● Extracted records
########

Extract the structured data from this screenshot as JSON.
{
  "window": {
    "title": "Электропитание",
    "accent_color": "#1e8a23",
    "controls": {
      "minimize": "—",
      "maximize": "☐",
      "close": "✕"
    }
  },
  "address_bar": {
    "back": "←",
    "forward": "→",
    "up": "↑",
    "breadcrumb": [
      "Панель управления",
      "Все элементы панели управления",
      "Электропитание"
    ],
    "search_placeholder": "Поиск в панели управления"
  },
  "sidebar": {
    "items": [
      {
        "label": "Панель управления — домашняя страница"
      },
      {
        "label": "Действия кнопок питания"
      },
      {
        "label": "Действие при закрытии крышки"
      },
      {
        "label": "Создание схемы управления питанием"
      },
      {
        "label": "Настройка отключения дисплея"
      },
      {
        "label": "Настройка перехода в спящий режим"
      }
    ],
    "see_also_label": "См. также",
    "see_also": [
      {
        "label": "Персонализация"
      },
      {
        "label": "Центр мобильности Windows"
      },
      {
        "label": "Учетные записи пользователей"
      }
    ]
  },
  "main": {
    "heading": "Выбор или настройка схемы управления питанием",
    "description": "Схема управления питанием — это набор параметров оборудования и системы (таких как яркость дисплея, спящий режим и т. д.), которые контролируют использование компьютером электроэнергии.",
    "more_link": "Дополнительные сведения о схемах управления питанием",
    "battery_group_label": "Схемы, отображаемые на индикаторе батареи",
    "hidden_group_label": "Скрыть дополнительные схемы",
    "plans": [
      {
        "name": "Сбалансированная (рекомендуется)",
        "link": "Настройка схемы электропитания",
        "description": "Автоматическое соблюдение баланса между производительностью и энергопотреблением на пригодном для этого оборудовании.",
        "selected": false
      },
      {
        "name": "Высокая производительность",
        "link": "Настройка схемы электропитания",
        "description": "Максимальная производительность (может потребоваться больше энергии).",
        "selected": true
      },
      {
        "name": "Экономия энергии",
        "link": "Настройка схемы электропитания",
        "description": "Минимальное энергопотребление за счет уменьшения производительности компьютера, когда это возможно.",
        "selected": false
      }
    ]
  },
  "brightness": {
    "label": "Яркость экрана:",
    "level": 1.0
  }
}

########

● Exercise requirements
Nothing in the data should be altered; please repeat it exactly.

● Answer area
Extract the structured data from this screenshot as JSON.
{
  "window": {
    "title": "Электропитание",
    "accent_color": "#1e8a23",
    "controls": {
      "minimize": "—",
      "maximize": "☐",
      "close": "✕"
    }
  },
  "address_bar": {
    "back": "←",
    "forward": "→",
    "up": "↑",
    "breadcrumb": [
      "Панель управления",
      "Все элементы панели управления",
      "Электропитание"
    ],
    "search_placeholder": "Поиск в панели управления"
  },
  "sidebar": {
    "items": [
      {
        "label": "Панель управления — домашняя страница"
      },
      {
        "label": "Действия кнопок питания"
      },
      {
        "label": "Действие при закрытии крышки"
      },
      {
        "label": "Создание схемы управления питанием"
      },
      {
        "label": "Настройка отключения дисплея"
      },
      {
        "label": "Настройка перехода в спящий режим"
      }
    ],
    "see_also_label": "См. также",
    "see_also": [
      {
        "label": "Персонализация"
      },
      {
        "label": "Центр мобильности Windows"
      },
      {
        "label": "Учетные записи пользователей"
      }
    ]
  },
  "main": {
    "heading": "Выбор или настройка схемы управления питанием",
    "description": "Схема управления питанием — это набор параметров оборудования и системы (таких как яркость дисплея, спящий режим и т. д.), которые контролируют использование компьютером электроэнергии.",
    "more_link": "Дополнительные сведения о схемах управления питанием",
    "battery_group_label": "Схемы, отображаемые на индикаторе батареи",
    "hidden_group_label": "Скрыть дополнительные схемы",
    "plans": [
      {
        "name": "Сбалансированная (рекомендуется)",
        "link": "Настройка схемы электропитания",
        "description": "Автоматическое соблюдение баланса между производительностью и энергопотреблением на пригодном для этого оборудовании.",
        "selected": false
      },
      {
        "name": "Высокая производительность",
        "link": "Настройка схемы электропитания",
        "description": "Максимальная производительность (может потребоваться больше энергии).",
        "selected": true
      },
      {
        "name": "Экономия энергии",
        "link": "Настройка схемы электропитания",
        "description": "Минимальное энергопотребление за счет уменьшения производительности компьютера, когда это возможно.",
        "selected": false
      }
    ]
  },
  "brightness": {
    "label": "Яркость экрана:",
    "level": 1.0
  }
}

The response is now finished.